United Parcel Service Inc. plans to hire as many as 95,000 workers for the upcoming holiday season, the company said Tuesday.
The improved employment picture could mean that higher pay will be needed to attract those workers willing and available to do seasonal work for UPS and other delivery companies, not to mention retailers themselves.
UPS and other delivery companies have struggled the past two years to meet the shipping expectations of retailers, which have made a habit of promising fast and cheap or free delivery at the holidays. FedEx seemed to have a better year last year after getting taken by surprise the previous year.
Many retailers have beefed up their logistics as they pursue ominichannel goals, and the widened network of warehouses and delivery facilities and increase in e-commerce could mean an even greater need for workers this year. UPS says it has increased its own capacity and is working with retailers to better anticipate the demands of the holiday shopping and post-holiday returns season.
Holiday logistics should be better this year because retailers have increasingly instituted new free shipping minimums more attractive to customers throughout the year, and not just as a holiday enticement.
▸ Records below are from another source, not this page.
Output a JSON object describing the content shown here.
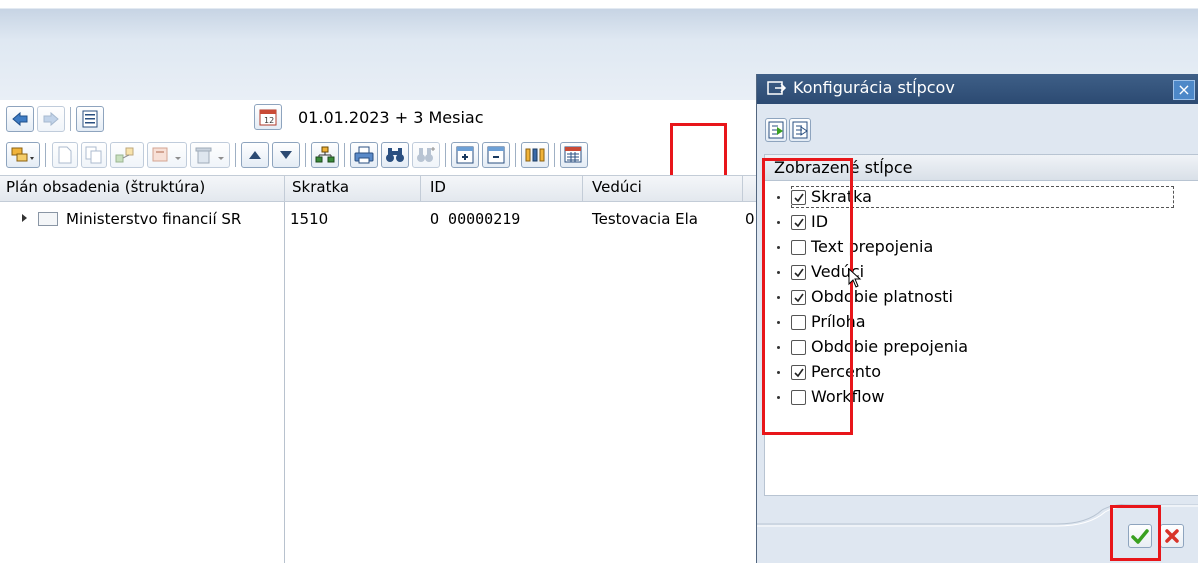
{
  "toolbar": {
    "date_range": "01.01.2023 + 3 Mesiac"
  },
  "table": {
    "headers": [
      "Plán obsadenia (štruktúra)",
      "Skratka",
      "ID",
      "Vedúci",
      ""
    ],
    "row": {
      "name": "Ministerstvo financií SR",
      "skratka": "1510",
      "id": "O 00000219",
      "veduci": "Testovacia Ela",
      "extra": "0"
    }
  },
  "dialog": {
    "title": "Konfigurácia stĺpcov",
    "list_header": "Zobrazené stĺpce",
    "columns": [
      {
        "label": "Skratka",
        "checked": true
      },
      {
        "label": "ID",
        "checked": true
      },
      {
        "label": "Text prepojenia",
        "checked": false
      },
      {
        "label": "Vedúci",
        "checked": true
      },
      {
        "label": "Obdobie platnosti",
        "checked": true
      },
      {
        "label": "Príloha",
        "checked": false
      },
      {
        "label": "Obdobie prepojenia",
        "checked": false
      },
      {
        "label": "Percento",
        "checked": true
      },
      {
        "label": "Workflow",
        "checked": false
      }
    ],
    "close_glyph": "×"
  },
  "colors": {
    "highlight": "#e8161a",
    "title_bar": "#2c4a72",
    "confirm": "#3aa020",
    "cancel": "#d8342a"
  }
}
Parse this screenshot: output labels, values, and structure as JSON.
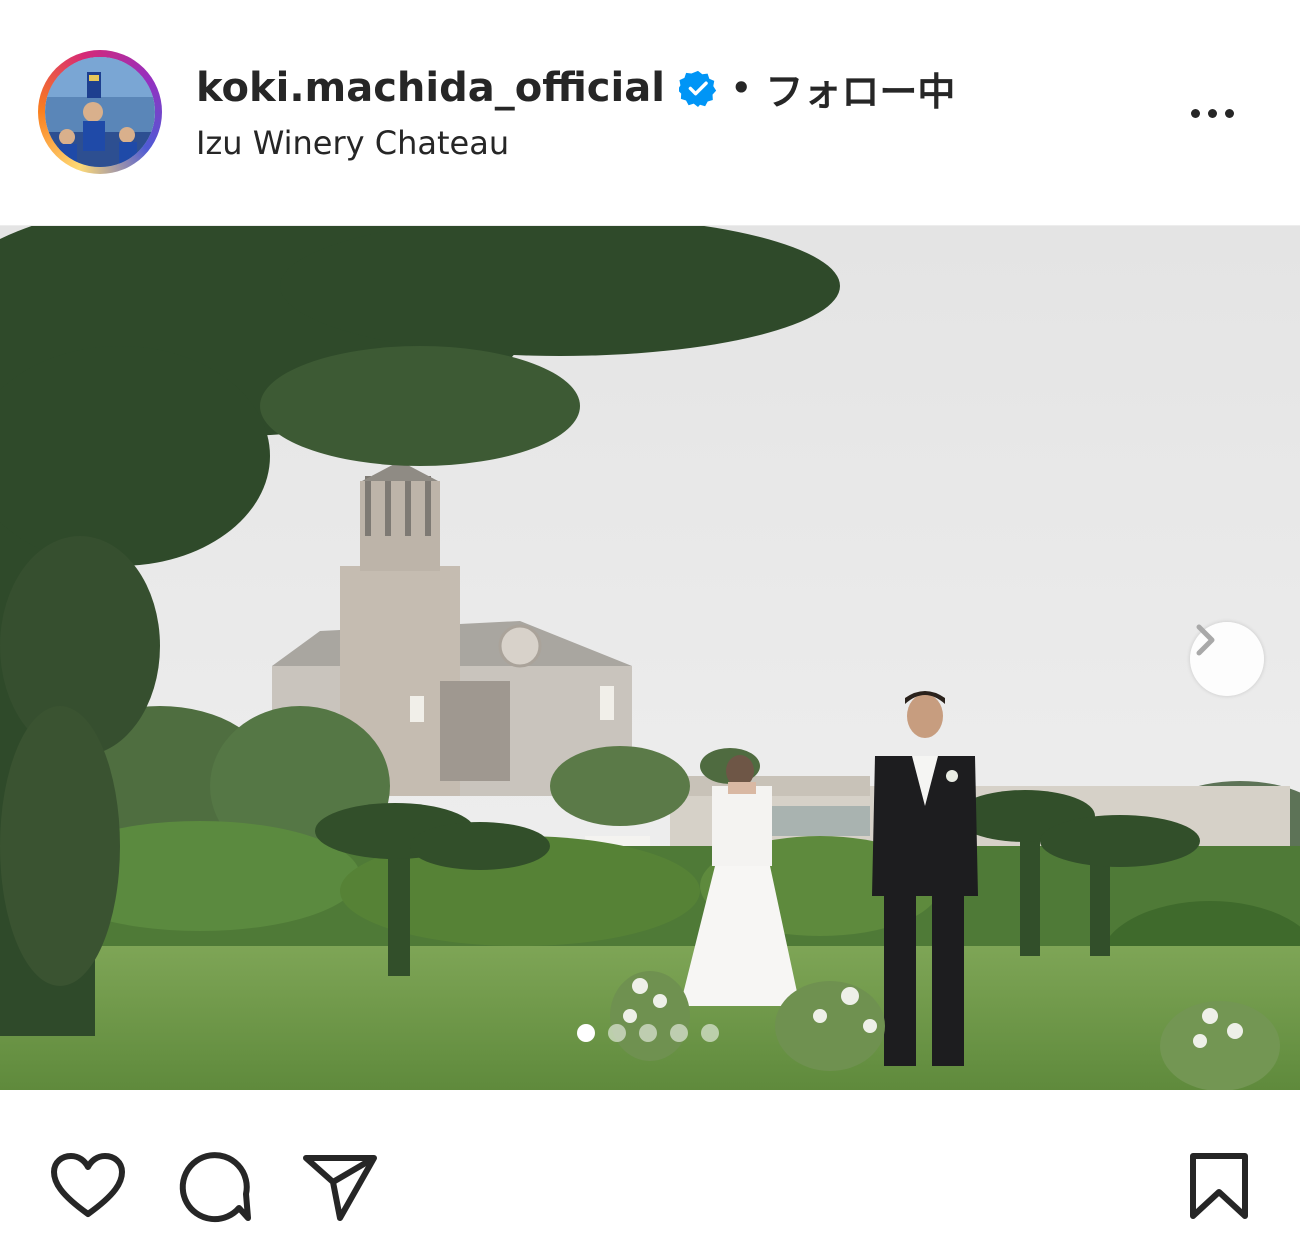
{
  "post": {
    "username": "koki.machida_official",
    "separator": "•",
    "follow_status": "フォロー中",
    "location": "Izu Winery Chateau",
    "more_icon": "more-horizontal-icon",
    "verified_icon": "verified-badge-icon"
  },
  "carousel": {
    "slide_count": 5,
    "active_index": 1,
    "next_icon": "chevron-right-icon"
  },
  "actions": {
    "like_icon": "heart-icon",
    "comment_icon": "comment-icon",
    "share_icon": "paper-plane-icon",
    "save_icon": "bookmark-icon"
  },
  "colors": {
    "verified": "#0095f6",
    "text": "#262626",
    "grass": "#6f9a4a",
    "sky": "#e9e9ea"
  }
}
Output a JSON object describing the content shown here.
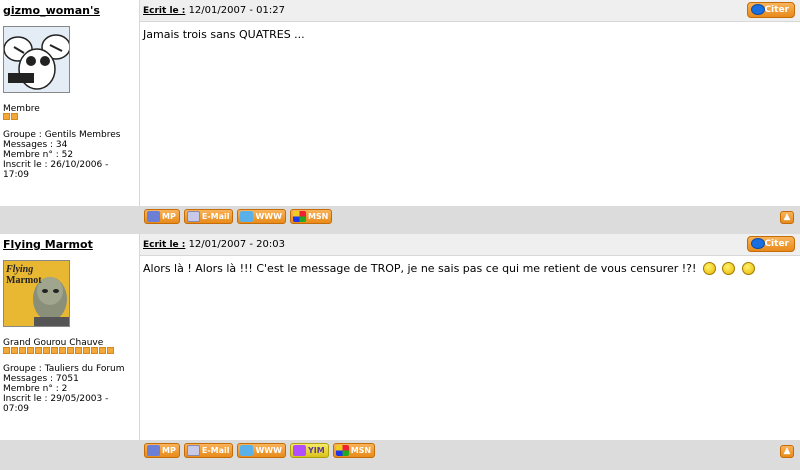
{
  "posts": [
    {
      "username": "gizmo_woman's",
      "written_label": "Ecrit le :",
      "date": "12/01/2007 - 01:27",
      "quote_label": "Citer",
      "rank": "Membre",
      "rank_level": 2,
      "stats": [
        "Groupe : Gentils Membres",
        "Messages : 34",
        "Membre n° : 52",
        "Inscrit le : 26/10/2006 - 17:09"
      ],
      "message": "Jamais trois sans QUATRES ...",
      "buttons": {
        "mp": "MP",
        "email": "E-Mail",
        "www": "WWW",
        "msn": "MSN"
      }
    },
    {
      "username": "Flying Marmot",
      "written_label": "Ecrit le :",
      "date": "12/01/2007 - 20:03",
      "quote_label": "Citer",
      "rank": "Grand Gourou Chauve",
      "rank_level": 14,
      "stats": [
        "Groupe : Tauliers du Forum",
        "Messages : 7051",
        "Membre n° : 2",
        "Inscrit le : 29/05/2003 - 07:09"
      ],
      "message": "Alors là ! Alors là !!! C'est le message de TROP, je ne sais pas ce qui me retient de vous censurer !?!",
      "avatar_text": [
        "Flying",
        "Marmot"
      ],
      "buttons": {
        "mp": "MP",
        "email": "E-Mail",
        "www": "WWW",
        "yim": "YIM",
        "msn": "MSN"
      }
    }
  ]
}
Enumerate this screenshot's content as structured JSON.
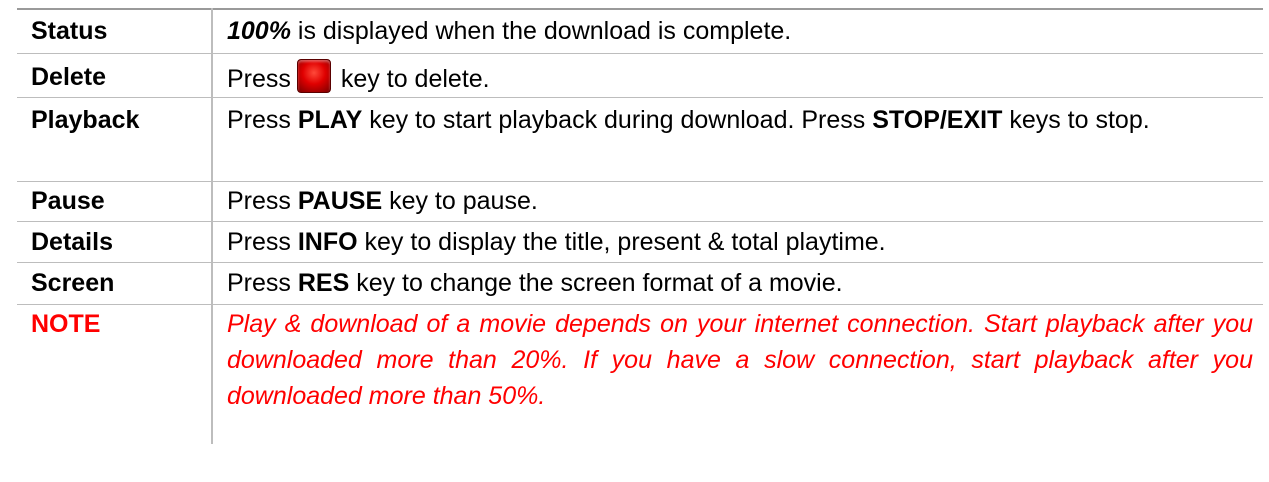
{
  "rows": [
    {
      "label": "Status",
      "parts": {
        "emph": "100%",
        "rest": " is displayed when the download is complete."
      }
    },
    {
      "label": "Delete",
      "parts": {
        "pre": "Press",
        "icon": "red-stop-key-icon",
        "post": "key to delete."
      }
    },
    {
      "label": "Playback",
      "parts": {
        "p1": "Press ",
        "k1": "PLAY",
        "p2": " key to start playback during download. Press ",
        "k2": "STOP/EXIT",
        "p3": " keys to stop."
      }
    },
    {
      "label": "Pause",
      "parts": {
        "p1": "Press ",
        "k1": "PAUSE",
        "p2": " key to pause."
      }
    },
    {
      "label": "Details",
      "parts": {
        "p1": "Press ",
        "k1": "INFO",
        "p2": " key to display the title, present & total playtime."
      }
    },
    {
      "label": "Screen",
      "parts": {
        "p1": "Press ",
        "k1": "RES",
        "p2": " key to change the screen format of a movie."
      }
    },
    {
      "label": "NOTE",
      "text": "Play & download of a movie depends on your internet connection. Start playback after you downloaded more than 20%. If you have a slow connection, start playback after you downloaded more than 50%."
    }
  ],
  "colors": {
    "note": "#ff0000",
    "key": "#e00000",
    "border": "#bdbdbd"
  }
}
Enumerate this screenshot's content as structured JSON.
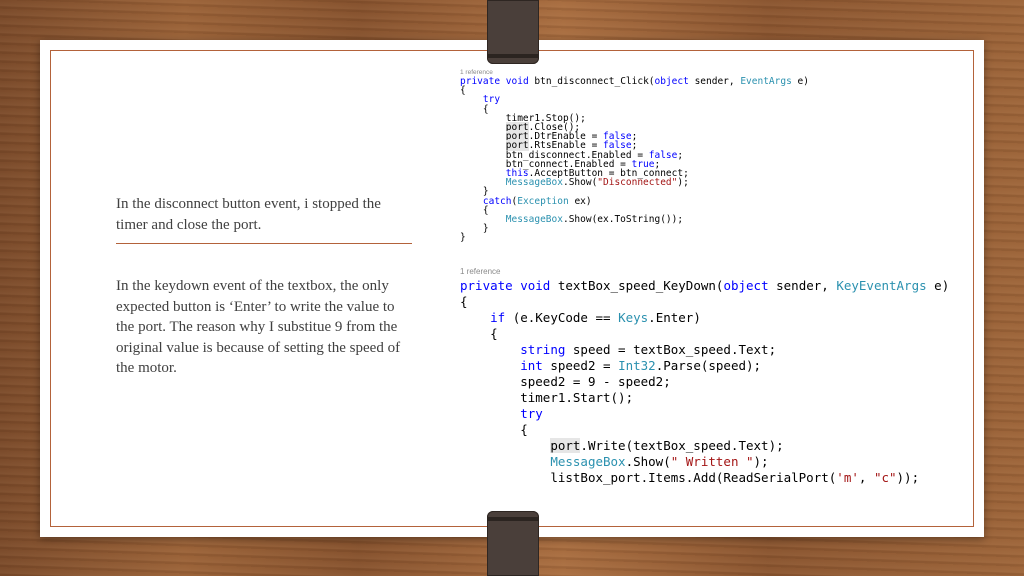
{
  "left_text": {
    "para1": "In the disconnect button event, i stopped the timer and close the port.",
    "para2": "In the keydown event of the textbox, the only expected button is ‘Enter’ to write the value to the port. The reason why I substitue 9 from the original value is because of setting the speed of the motor."
  },
  "code_snippet_1": {
    "ref": "1 reference",
    "l1": {
      "kw1": "private",
      "kw2": "void",
      "name": "btn_disconnect_Click(",
      "kw3": "object",
      "mid": " sender, ",
      "ty": "EventArgs",
      "end": " e)"
    },
    "l2": "{",
    "l3": "try",
    "l4": "{",
    "l5": "timer1.Stop();",
    "l6": {
      "hl": "port",
      "rest": ".Close();"
    },
    "l7": {
      "hl": "port",
      "rest": ".DtrEnable = ",
      "kw": "false",
      "end": ";"
    },
    "l8": {
      "hl": "port",
      "rest": ".RtsEnable = ",
      "kw": "false",
      "end": ";"
    },
    "l9": {
      "rest": "btn_disconnect.Enabled = ",
      "kw": "false",
      "end": ";"
    },
    "l10": {
      "rest": "btn_connect.Enabled = ",
      "kw": "true",
      "end": ";"
    },
    "l11": {
      "kw": "this",
      "rest": ".AcceptButton = btn_connect;"
    },
    "l12": {
      "ty": "MessageBox",
      "rest": ".Show(",
      "st": "\"Disconnected\"",
      "end": ");"
    },
    "l13": "}",
    "l14": {
      "kw": "catch",
      "p1": "(",
      "ty": "Exception",
      "end": " ex)"
    },
    "l15": "{",
    "l16": {
      "ty": "MessageBox",
      "rest": ".Show(ex.ToString());"
    },
    "l17": "}",
    "l18": "}"
  },
  "code_snippet_2": {
    "ref": "1 reference",
    "l1": {
      "kw1": "private",
      "kw2": "void",
      "name": "textBox_speed_KeyDown(",
      "kw3": "object",
      "mid": " sender, ",
      "ty": "KeyEventArgs",
      "end": " e)"
    },
    "l2": "{",
    "l3": {
      "kw": "if",
      "p1": " (e.KeyCode == ",
      "ty": "Keys",
      "end": ".Enter)"
    },
    "l4": "{",
    "l5": {
      "kw": "string",
      "rest": " speed = textBox_speed.Text;"
    },
    "l6": {
      "kw": "int",
      "rest": " speed2 = ",
      "ty": "Int32",
      "end": ".Parse(speed);"
    },
    "l7": "speed2 = 9 - speed2;",
    "l8": "timer1.Start();",
    "l9": "try",
    "l10": "{",
    "l11": {
      "hl": "port",
      "rest": ".Write(textBox_speed.Text);"
    },
    "l12": {
      "ty": "MessageBox",
      "rest": ".Show(",
      "st": "\" Written \"",
      "end": ");"
    },
    "l13": {
      "rest": "listBox_port.Items.Add(ReadSerialPort(",
      "st1": "'m'",
      "mid": ", ",
      "st2": "\"c\"",
      "end": "));"
    }
  }
}
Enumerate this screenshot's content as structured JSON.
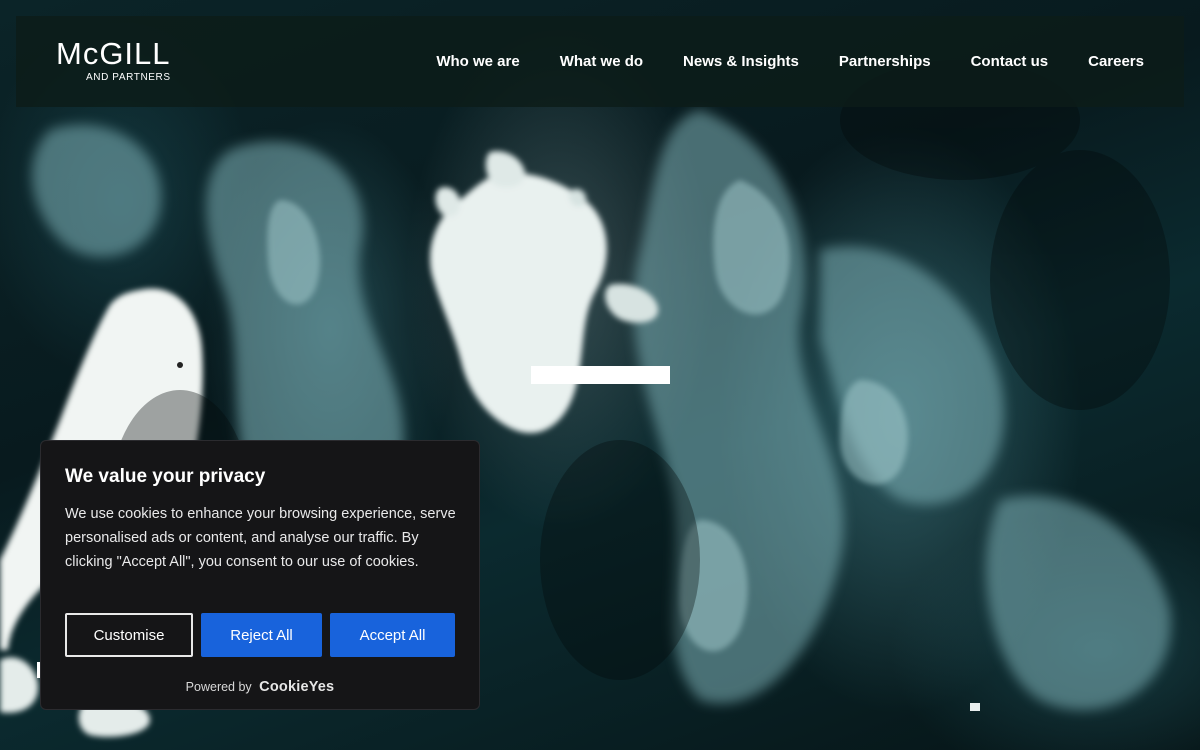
{
  "logo": {
    "main": "McGILL",
    "sub": "AND PARTNERS"
  },
  "nav": {
    "items": [
      {
        "label": "Who we are"
      },
      {
        "label": "What we do"
      },
      {
        "label": "News & Insights"
      },
      {
        "label": "Partnerships"
      },
      {
        "label": "Contact us"
      },
      {
        "label": "Careers"
      }
    ]
  },
  "cookie": {
    "title": "We value your privacy",
    "text": "We use cookies to enhance your browsing experience, serve personalised ads or content, and analyse our traffic. By clicking \"Accept All\", you consent to our use of cookies.",
    "customise_label": "Customise",
    "reject_label": "Reject All",
    "accept_label": "Accept All",
    "powered_by": "Powered by",
    "brand": "CookieYes"
  },
  "colors": {
    "primary_button": "#1863dc",
    "banner_bg": "#151517",
    "navbar_bg": "#0c1c18"
  }
}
That has no doubt boosted e-commerce deliveries, but that should be less of a surprise than two years ago when retailers made promises on last-minute orders that were difficult to keep.
But many retailers have also increased their omnichannel offerings, from ship-from-store and in-store pickup that could add yet another wrinkle to fulfillment. Free shipping doesn’t seem to lead to sales, exactly, but there’s a fair amount of research indicating that they may save them, including at the sensitive online-cart purchase moment. That could be especially true during the holiday frenzy.
In any case, delivery workers are likely going to need more pay to accept or keep those holiday jobs. The tumble of omnichannel options these days often means that retailers don’t really have a good handle on what deliveries are costing them, says Jeremy Bodenhamer, CEO of logistics automation company ShipHawk. But data could help with that, he told Retail Dive. There’s a lot of wiggle room, he says, when it comes to tightening up the logistics of sorting and packaging orders. But it requires data and technology to harness the data.
“We have complex packing and assembly algorithms to figure out the packed weight and dimensions, that this or that is the final size that the carrier should be picking up,” Bodenhamer says. "When the retailer figures out these unknowns and finally knows what these costs are consistently, ahead of time, they can then make that decision about free or subsidized shipping. Then it’s a rational decision.”